Jackson
(1981-1995)
Though he was surrounded by a group of elite linebackers forming the “Dome Patrol,” Jackson is perhaps the face of the Saints’ turnaround. New Orleans never had a winning season until Jackson game to town. In his final seven years in New Orleans, the team never had a losing season. When Jackson retired in 1995, he ranked third in NFL history in career sacks (128) and second in fumbles recovered (29). He was voted into Canton in 2010.
LB Luke
Kuechly
(2012- )

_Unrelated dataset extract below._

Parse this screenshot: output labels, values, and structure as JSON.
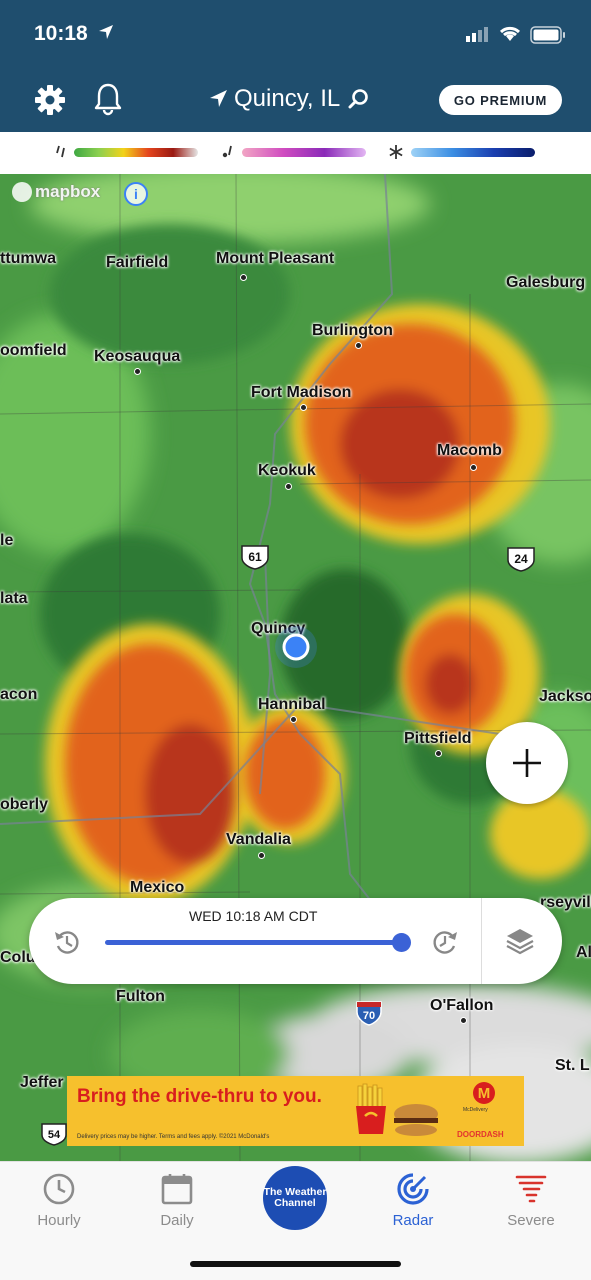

Kuechly is perhaps the best run-stuffing linebacker in the NFL today—and he’s pretty good in coverage too. In the Panthers scheme, Kuechly is asked to do a bit of everything—covering tight ends, running backs and receivers—and he does it proficiently. Since entering the league in 2012, Kuechly has 693 tackles (solo and combined), 12 sacks and nine interceptions. He was Defensive Rookie of the Year in ’12 and Defensive Player of the Year in 2013 and is a three-time All-Pro.
LB DeMarcus

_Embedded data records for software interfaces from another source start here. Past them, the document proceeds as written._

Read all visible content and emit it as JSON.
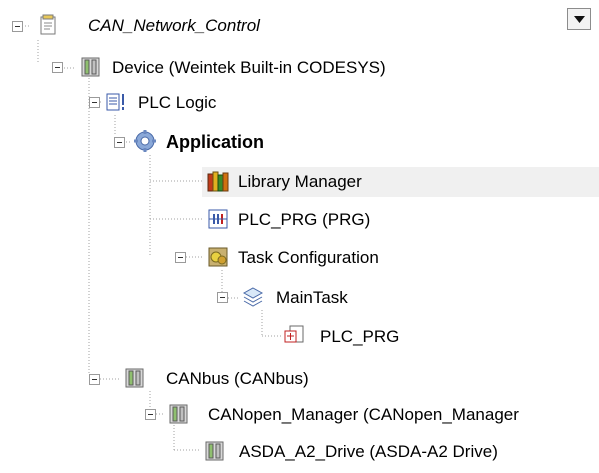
{
  "tree": {
    "nodes": [
      {
        "id": "project",
        "label": "CAN_Network_Control",
        "icon": "project-page-icon",
        "expanded": true
      },
      {
        "id": "device",
        "label": "Device (Weintek Built-in CODESYS)",
        "icon": "device-icon",
        "expanded": true
      },
      {
        "id": "plc_logic",
        "label": "PLC Logic",
        "icon": "plc-logic-icon",
        "expanded": true
      },
      {
        "id": "application",
        "label": "Application",
        "icon": "gear-icon",
        "expanded": true
      },
      {
        "id": "library_manager",
        "label": "Library Manager",
        "icon": "books-icon",
        "selected": true
      },
      {
        "id": "plc_prg",
        "label": "PLC_PRG (PRG)",
        "icon": "program-icon"
      },
      {
        "id": "task_configuration",
        "label": "Task Configuration",
        "icon": "task-config-icon",
        "expanded": true
      },
      {
        "id": "maintask",
        "label": "MainTask",
        "icon": "task-icon",
        "expanded": true
      },
      {
        "id": "plc_prg_call",
        "label": "PLC_PRG",
        "icon": "program-call-icon"
      },
      {
        "id": "canbus",
        "label": "CANbus (CANbus)",
        "icon": "device-icon",
        "expanded": true
      },
      {
        "id": "canopen_manager",
        "label": "CANopen_Manager (CANopen_Manager",
        "icon": "device-icon",
        "expanded": true
      },
      {
        "id": "asda",
        "label": "ASDA_A2_Drive (ASDA-A2 Drive)",
        "icon": "device-icon"
      }
    ]
  },
  "dropdown": {
    "icon": "triangle-down-icon"
  }
}
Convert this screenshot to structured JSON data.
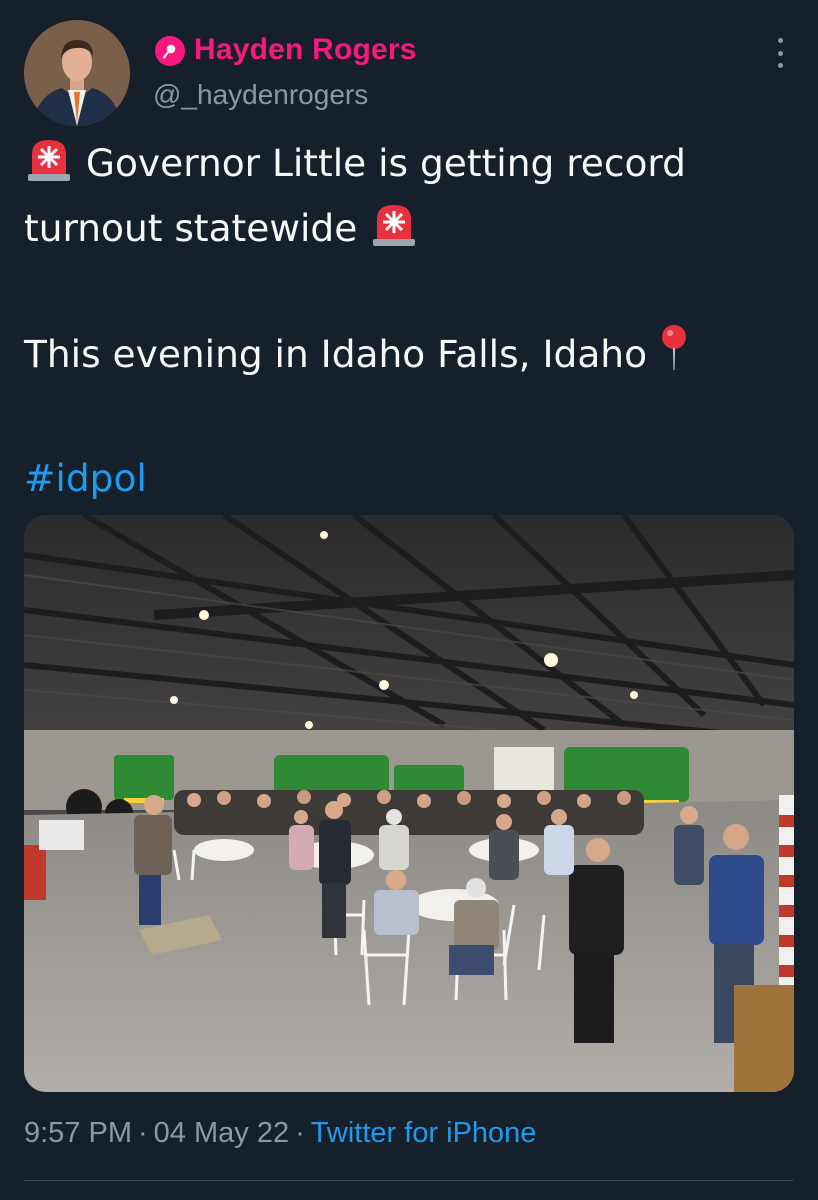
{
  "author": {
    "name": "Hayden Rogers",
    "handle": "@_haydenrogers",
    "badge_icon": "verified-pin-icon",
    "name_color": "#f91880"
  },
  "tweet": {
    "line1_text": "Governor Little is getting record",
    "line2_text": "turnout statewide",
    "line3_text": "This evening in Idaho Falls, Idaho",
    "hashtag": "#idpol",
    "emoji_line1": "rotating-light-icon",
    "emoji_line2": "rotating-light-icon",
    "emoji_line3": "round-pushpin-icon"
  },
  "meta": {
    "time": "9:57 PM",
    "separator": "·",
    "date": "04 May 22",
    "source": "Twitter for iPhone"
  },
  "colors": {
    "background": "#15202b",
    "text": "#f7f9f9",
    "muted": "#8b98a5",
    "link": "#1d9bf0"
  }
}
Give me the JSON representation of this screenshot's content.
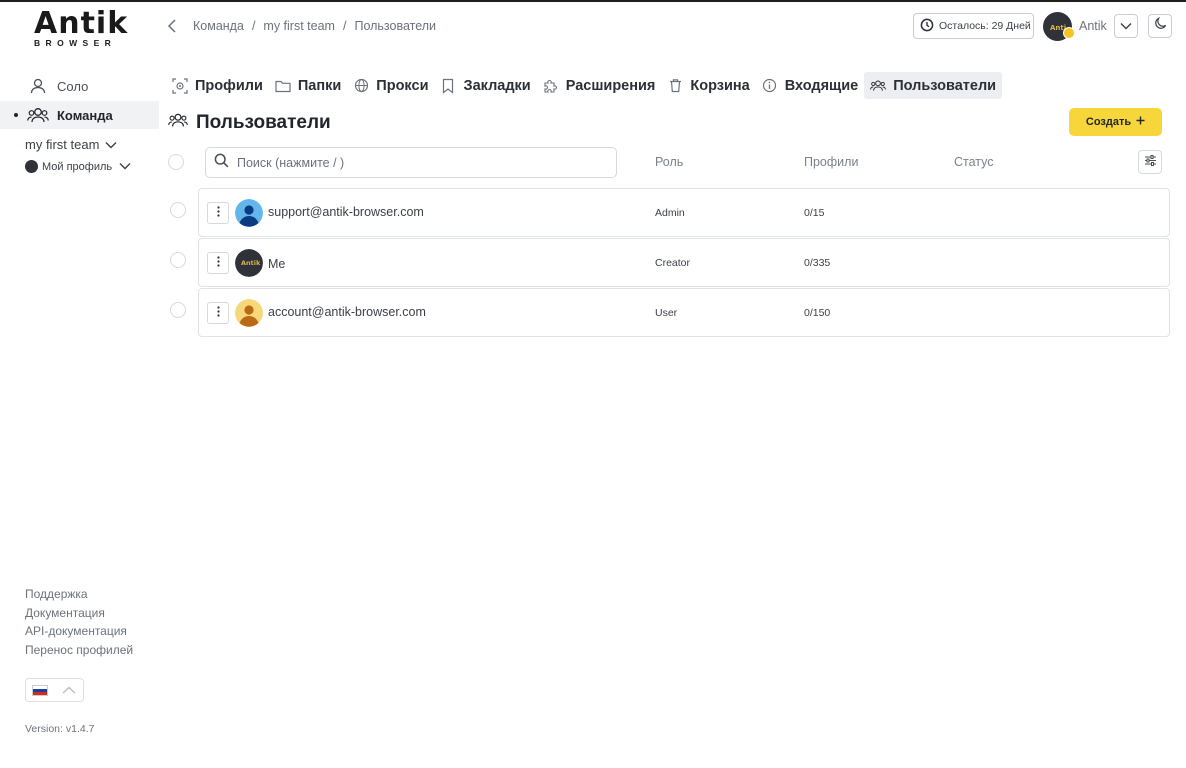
{
  "brand": {
    "name": "Antik",
    "sub": "BROWSER"
  },
  "sidebar": {
    "items": [
      {
        "label": "Соло",
        "icon": "user-icon"
      },
      {
        "label": "Команда",
        "icon": "team-icon"
      }
    ],
    "team_select": "my first team",
    "profile_select": "Мой профиль",
    "footer_links": [
      "Поддержка",
      "Документация",
      "API-документация",
      "Перенос профилей"
    ],
    "language": "ru",
    "version": "Version: v1.4.7"
  },
  "header": {
    "breadcrumb": [
      "Команда",
      "my first team",
      "Пользователи"
    ],
    "separator": "/",
    "remaining": "Осталось: 29 Дней",
    "user_name": "Antik"
  },
  "tabs": [
    {
      "label": "Профили",
      "icon": "fingerprint-icon",
      "active": false
    },
    {
      "label": "Папки",
      "icon": "folder-icon",
      "active": false
    },
    {
      "label": "Прокси",
      "icon": "globe-icon",
      "active": false
    },
    {
      "label": "Закладки",
      "icon": "bookmark-icon",
      "active": false
    },
    {
      "label": "Расширения",
      "icon": "puzzle-icon",
      "active": false
    },
    {
      "label": "Корзина",
      "icon": "trash-icon",
      "active": false
    },
    {
      "label": "Входящие",
      "icon": "info-icon",
      "active": false
    },
    {
      "label": "Пользователи",
      "icon": "users-icon",
      "active": true
    }
  ],
  "page": {
    "title": "Пользователи",
    "create_label": "Создать",
    "search_placeholder": "Поиск (нажмите / )",
    "columns": {
      "role": "Роль",
      "profiles": "Профили",
      "status": "Статус"
    }
  },
  "users": [
    {
      "email": "support@antik-browser.com",
      "role": "Admin",
      "profiles": "0/15",
      "avatar": "blue-person-avatar"
    },
    {
      "email": "Me",
      "role": "Creator",
      "profiles": "0/335",
      "avatar": "antik-logo-avatar"
    },
    {
      "email": "account@antik-browser.com",
      "role": "User",
      "profiles": "0/150",
      "avatar": "yellow-person-avatar"
    }
  ],
  "colors": {
    "accent": "#f7d63c",
    "active_bg": "#eceef1",
    "text": "#2b2f36",
    "muted": "#6c727c"
  }
}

Ware
(2005-2016)
Voted to the Pro Bowl in nine of his 12 seasons with the Cowboys and Broncos, Ware retired this offseason with 138.5 career sacks. That ranks eighth all-time, though it should be noted that all of the players ranked above Ware played at least three more seasons than he did. One of the most respected pass-rushers of his time, Ware once had a stretch of seven straight seasons with double-digit sack totals.
CB Lem
Barney
(1967-1977)
A second-round pick out of Jackson State in 1967, Barney took no time announcing himself for the Lions. He won the left cornerback job in training camp and intercepted the first pass thrown his way in the season opener—by reigning Super Bowl champion Bart Starr, no less. Barney recorded 10 interceptions that season, and then 46 more over his 11-year career, all with Detroit. The two-time All-Pro was a member of the 1992 Hall of Fame class.
CB Willie
Buchanan
(1972-1982)
Buchanon was quick and could tackle, but he’s most remembered as a ball-hawk for the Packers and Chargers. A starter from his rookie year, Buchanon retired after 11 seasons with 28 career interceptions and 15 fumble recoveries. Facing San Diego in 1978, Buchanon recorded four interceptions, a single-game record he shares with Sammy Baugh.
S Ronnie
Lott
(1981-1994)
Perhaps most impressive about Lott is his versatility. He was named a Pro Bowler at three different positions—free safety, cornerback and strong safety. But of course, Lott’s trademark was hitting; for 14 seasons as a Niner, Raider and Jet he was among the league’s most feared tacklers. Tom Landry once described Lott as “a middle linebacker playing safety.” The six-time All-Pro was voted into the Hall of Fame in 2000.
S Leroy
Butler
(1990-2001)
Perhaps Butler’s greatest contribution to pro football was his invention of the Lambeau Leap. His on-field contributions are quite impressive as well. A defensive linchpin of the 1990s Packers teams that won two NFC championships and Super Bowl XXXI, Butler was a four-time All-Pro safety who ranks fourth in Green Bay history with 38 career interceptions.




Special Teams/Wild Card

K/P Tommy
Davis
(1959-1969)
A dual-threat special-teamer for the 49ers, Davis set the record for most consecutive extra points, with 234 and missed only two point-afters in his entire career, going 348-for-350. Upon retiring, his career 44.7 yards per punt ranked second in NFL history to Sammy Baugh’s 45.1
WC James
Lofton
(1978-1993)
Lofton scored touchdowns in the ’70s, ’80s and ’90s and was the first NFL player to tally 14,000 career receiving yards. Over his five-team, 16-year career, Lofton’s totals include 764 catches and 75 touchdowns, as well as five seasons in which he averaged at least 20 yards per catch. The 2003 Hall of Famer was named to eight Pro Bowls.
WC Hardy
Brown
(1947-1960)
Brown was listed at 6-feet and weighed, at best, 195 pounds, but he was one of the most feared and vicious tacklers of his time. His shoulder was his preferred weapon of choice—opponents complained he must have had metal plates in his pads. Y.A. Tittle’s book claimed that Brown knocked out 21 opponents in the 1951 season, including the entire Redskins starting backfield in a preseason contest. Brown estimated to NFL Films that he knocked out “75 to 80” players over the course of his career, and didn’t feel sorry for any of them.